So given the disaster that other recent Olympic games have been for host cities, should Los Angelenos be celebrating or cowering in fear? I’d previously argued that L.A. needed to drive a hard bargain with the IOC — as it did prior to hosting the 1984 Olympics, when it was similarly the only real bidder — and indeed the city did get some concessions in its deal:
- The IOC will share media and sponsorship revenues with L.A., which it estimates could be worth as much as $2 billion, though there are no guarantees.
- $180 million of this cash will be forwarded immediately as an advance, helping the city pay for some of its up-front costs.
- The city will set aside $487.6 million in contingency funds for cost overruns, and if the games come in under budget, they’ll get to keep all of it — the IOC is waiving its usual demand for a 20% cut of any surplus.
If that seems like weak tea to you as far as concessions go — Los Angeles will get to keep its own money if it doesn’t spend it! — well, that’s what counts as a good deal compared to the unmitigated disaster that many other cities’ contracts with the IOC have been.

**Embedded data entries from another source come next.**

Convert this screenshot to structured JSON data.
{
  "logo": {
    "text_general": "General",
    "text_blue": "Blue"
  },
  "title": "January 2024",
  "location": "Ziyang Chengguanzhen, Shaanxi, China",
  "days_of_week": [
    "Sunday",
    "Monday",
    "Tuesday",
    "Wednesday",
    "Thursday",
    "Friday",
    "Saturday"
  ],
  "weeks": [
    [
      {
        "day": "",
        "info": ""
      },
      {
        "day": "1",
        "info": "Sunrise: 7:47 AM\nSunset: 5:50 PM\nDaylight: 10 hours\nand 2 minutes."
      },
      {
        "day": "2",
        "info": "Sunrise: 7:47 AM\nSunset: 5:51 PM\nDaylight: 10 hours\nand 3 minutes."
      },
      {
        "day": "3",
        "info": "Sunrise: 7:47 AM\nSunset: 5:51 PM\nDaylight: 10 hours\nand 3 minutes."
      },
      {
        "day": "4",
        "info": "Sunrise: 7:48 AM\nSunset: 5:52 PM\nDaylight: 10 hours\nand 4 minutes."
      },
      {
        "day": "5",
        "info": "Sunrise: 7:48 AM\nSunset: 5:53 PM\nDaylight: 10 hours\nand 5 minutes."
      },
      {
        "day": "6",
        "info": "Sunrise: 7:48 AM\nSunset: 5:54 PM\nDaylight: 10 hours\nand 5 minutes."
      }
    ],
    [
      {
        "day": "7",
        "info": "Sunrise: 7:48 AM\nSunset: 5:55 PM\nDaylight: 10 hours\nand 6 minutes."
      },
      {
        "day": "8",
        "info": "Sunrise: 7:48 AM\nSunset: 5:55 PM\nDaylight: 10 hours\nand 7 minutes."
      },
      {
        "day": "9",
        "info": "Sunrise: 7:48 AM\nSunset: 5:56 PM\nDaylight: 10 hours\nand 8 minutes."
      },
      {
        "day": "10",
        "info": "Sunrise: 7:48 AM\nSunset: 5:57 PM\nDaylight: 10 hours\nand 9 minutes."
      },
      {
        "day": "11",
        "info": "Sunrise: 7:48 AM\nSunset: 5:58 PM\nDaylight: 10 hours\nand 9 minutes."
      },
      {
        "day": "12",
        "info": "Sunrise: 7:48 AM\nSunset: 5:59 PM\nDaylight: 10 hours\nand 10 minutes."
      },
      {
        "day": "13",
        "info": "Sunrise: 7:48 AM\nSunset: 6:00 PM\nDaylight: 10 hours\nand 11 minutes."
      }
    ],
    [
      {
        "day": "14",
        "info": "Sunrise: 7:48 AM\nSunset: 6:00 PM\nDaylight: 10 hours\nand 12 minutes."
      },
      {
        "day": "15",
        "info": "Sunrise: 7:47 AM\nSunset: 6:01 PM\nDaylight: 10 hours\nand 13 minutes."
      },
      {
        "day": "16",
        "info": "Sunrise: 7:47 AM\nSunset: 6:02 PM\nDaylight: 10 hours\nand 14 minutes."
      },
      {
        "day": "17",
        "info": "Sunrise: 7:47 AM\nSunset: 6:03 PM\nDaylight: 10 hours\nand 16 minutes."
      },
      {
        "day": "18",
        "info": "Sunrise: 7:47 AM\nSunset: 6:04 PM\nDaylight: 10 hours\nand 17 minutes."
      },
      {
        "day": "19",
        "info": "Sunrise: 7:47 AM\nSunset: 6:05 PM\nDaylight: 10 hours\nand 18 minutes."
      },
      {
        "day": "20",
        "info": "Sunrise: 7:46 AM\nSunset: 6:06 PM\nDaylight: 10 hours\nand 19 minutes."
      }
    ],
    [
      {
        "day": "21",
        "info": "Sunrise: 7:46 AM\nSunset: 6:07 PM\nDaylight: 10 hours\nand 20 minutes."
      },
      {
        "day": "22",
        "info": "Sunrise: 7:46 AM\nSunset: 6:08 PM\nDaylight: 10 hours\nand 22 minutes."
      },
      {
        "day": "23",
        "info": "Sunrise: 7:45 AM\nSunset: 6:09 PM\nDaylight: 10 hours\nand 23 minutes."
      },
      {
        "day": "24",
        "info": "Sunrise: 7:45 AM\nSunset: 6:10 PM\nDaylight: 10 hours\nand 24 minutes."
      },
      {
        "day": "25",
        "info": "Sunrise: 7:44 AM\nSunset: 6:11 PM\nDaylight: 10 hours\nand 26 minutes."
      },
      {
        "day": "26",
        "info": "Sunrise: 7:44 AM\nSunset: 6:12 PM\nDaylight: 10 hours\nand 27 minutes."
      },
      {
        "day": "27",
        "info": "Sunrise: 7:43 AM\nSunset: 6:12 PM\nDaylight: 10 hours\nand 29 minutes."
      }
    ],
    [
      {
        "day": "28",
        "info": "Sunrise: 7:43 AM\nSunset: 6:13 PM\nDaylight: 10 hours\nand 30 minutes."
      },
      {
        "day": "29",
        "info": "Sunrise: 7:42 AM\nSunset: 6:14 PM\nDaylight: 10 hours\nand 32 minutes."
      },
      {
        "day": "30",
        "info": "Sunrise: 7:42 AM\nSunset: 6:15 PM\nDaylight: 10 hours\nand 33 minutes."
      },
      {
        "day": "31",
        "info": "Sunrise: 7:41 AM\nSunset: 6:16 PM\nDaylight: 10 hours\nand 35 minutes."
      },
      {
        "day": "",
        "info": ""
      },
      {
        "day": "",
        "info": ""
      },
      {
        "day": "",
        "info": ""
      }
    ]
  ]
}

I’m going to try to dive into the numbers a bit more in coming days, and L.A. does have a lot of existing venues that it can repurpose for the games, which should help keep costs down. But given that cities the Olympics almost always go way over budget and cities almost always lose money on them, getting a vague promise of lots of media riches and getting to keep any surplus if there is one isn’t exactly something I’d be running out into the streets to celebrate.